on a short story i wrote a long while ago one of my blogger friends said i did a good job on the arc. i gotta be honest and tell you i didnt have not one idea what she was talkin about. ack! but i was pretty proud a cool author like miss dianne salerni could say i did a good arc even if i didnt know what is was.
i been thinking about that arc stuff and wondering just what it is and why a good story needs one and how to do a good one. i been researching and now im gonna share out with you what i learned.
WHAT IS A STORY ARC?
a story arc is a long storyline that moves the story from start to finish and shows changes in the mc or mcs or whats happening. it gets the story rising til it reaches its peak and then brings it back down to the end.
WHY DOES A STORY NEED AN ARC?
an arc moves the story from one point to the next and makes sure theres changes in situations and in your characters. it helps measure the progress of your wip and helps give it a real good structure.
HOW DO YOU DO A GOOD STORY ARC?
it doesnt matter if youre a plotter or a panster. it does matter how your story moves from the start to the end and what changes happen and how things get resolved.
i found a cool article called how to sturcture a story: the eight-point arc by ali hale. he got the 8 points from the book writing a novel and getting published by nigel watts. im not gonna sharing out the whole thing just only the 8 points. WOW! its really good arc stuff!
1. STASIS: This is the "every day life" in which the story is set. Think of Cinderella sweeping the ashes, Jack (of Beanstalk fame) living in poverty with his mum and a cow, or Harry Potter living with the Dursley's.

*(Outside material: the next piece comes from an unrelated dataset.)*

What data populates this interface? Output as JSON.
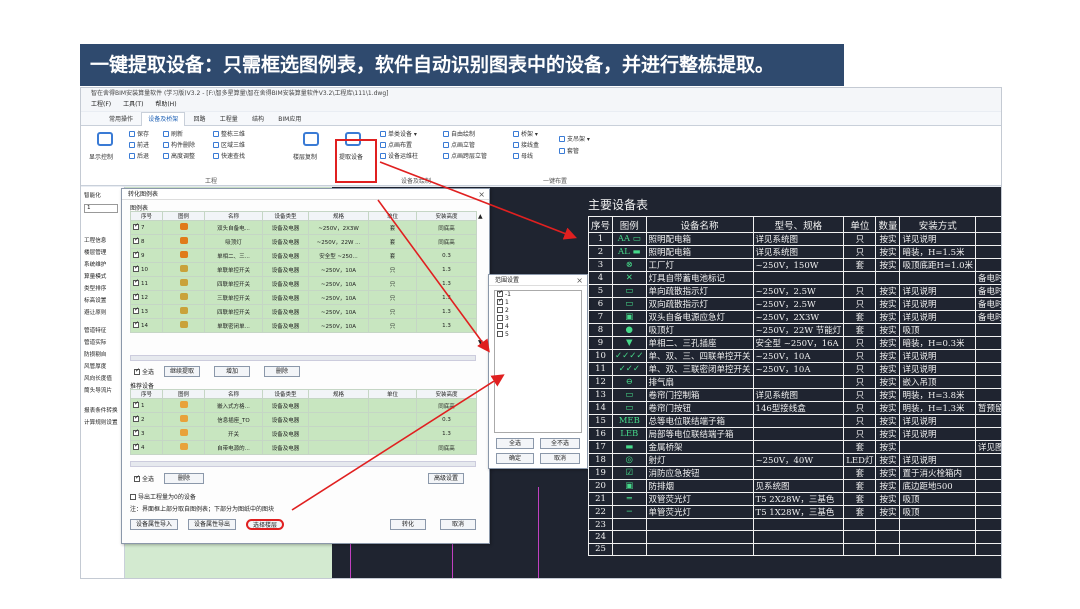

2. TRIGGER: Something beyond control of the protagonist (hero/heroine) is the trigger which sparks off the story. A fairy godmother appears, someone pays in magic beans not gold, a mysterious letter arrives.

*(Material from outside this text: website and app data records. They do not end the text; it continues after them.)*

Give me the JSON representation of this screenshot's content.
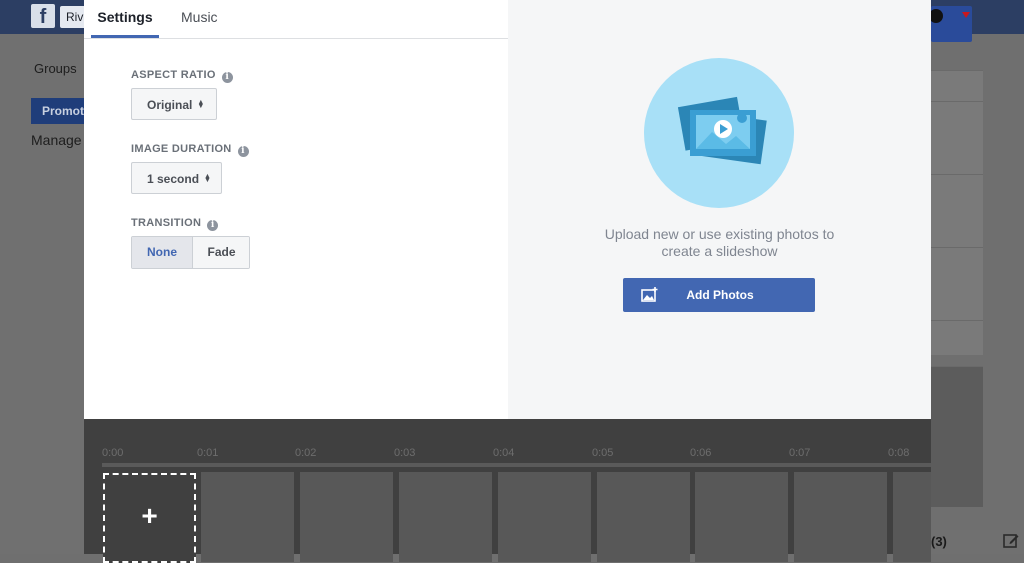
{
  "background": {
    "fb_logo": "f",
    "profile_chip": "Riv",
    "groups_text": "Groups",
    "promote_label": "Promote",
    "manage_text": "Manage",
    "chat_count": "(3)"
  },
  "tabs": [
    {
      "label": "Settings",
      "active": true
    },
    {
      "label": "Music",
      "active": false
    }
  ],
  "settings": {
    "aspect_ratio": {
      "label": "ASPECT RATIO",
      "value": "Original"
    },
    "image_duration": {
      "label": "IMAGE DURATION",
      "value": "1 second"
    },
    "transition": {
      "label": "TRANSITION",
      "options": [
        "None",
        "Fade"
      ],
      "selected": "None"
    }
  },
  "upload": {
    "line1": "Upload new or use existing photos to",
    "line2": "create a slideshow",
    "button_label": "Add Photos"
  },
  "timeline": {
    "ticks": [
      "0:00",
      "0:01",
      "0:02",
      "0:03",
      "0:04",
      "0:05",
      "0:06",
      "0:07",
      "0:08"
    ],
    "add_symbol": "+"
  },
  "colors": {
    "accent": "#4267b2",
    "illustration_bg": "#a8e0f7"
  },
  "icons": {
    "info": "info-icon",
    "add_photo": "add-photo-icon",
    "compose": "compose-icon"
  }
}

3. THE QUEST: The trigger results in a quest - an unpleasant trigger (e.g. a protagonist losing his job) might involve a quest to return to the status quo; a pleasant trigger (e.g. finding a treasure map) means a quest to maintain or increase a pleasant state.
4. SURPRISE: This stage involves not one but several elements, and takes up most of the middle part of the story. "Surprise" includes pleasant events, but more often means obstacles, complications, conflict and trouble for the protagonist. Watts emphasizes that surprises shouldn't be too random or too predictable - they need to be unexpected, but plausible. The reader has to think, "I should have seen that coming!"
5. CRITICAL CHOICE: At some stage, your protagonist needs to make a crucial decision; a critical choice. This is often when we find out exactly who a character is, as real personalities are revealed at moments of high stress. Watts stresses that this has to be a decidion by the character to take a particular path - not just something that happens by chance. In many classic storits, the "critical choice" involves choosing between a good, but hard, path and a bad, but easy, one. In tragedies, the unhappy ending often stems from a character making the wrong choice at this point - Romeo poisoning himself on seeing Juliet supposedly dead, for example.
6. CLIMAX: The critical choice(s) made by your protagonist need to result in the climax, the highest peak of tension in your story. For some stories, this could be the firing squad levelling their guns to shoot, a battle commencing, a high-speed chase or something equally dramatic. In other stories, the climax could be a huge argument between a husband and wife, or a playground fight between children, or Cinderella and the Ugly Sisters trying on the glass slipper.
7. REVERSAL: The reversal should be the consequence of the critical choice and the climax, and it should change the status of the characters - especially your protagonist. For example, a downtrodden wife might leave her husband after a row; a bullied child might stand up for a fellow victim and realize that the bully no longer has any powere over him; Cinderella might be recognized by the prince. Your story reversals should be inevitable and probable. Nothing should happen for no reason, changes in sgtatus should not fall out of the sky. The story should unfold as life unfolds, implacably and plausibly.
8. RESOLUTION: The resolution is a return to a fresh stasis - one where the characters should be changed, wiser and enlightened, but where the story being told is complete. (You can always start off a new story, a sequel, with another trigger).
how do you make sure your storys got a good arc?
...hugs from lenny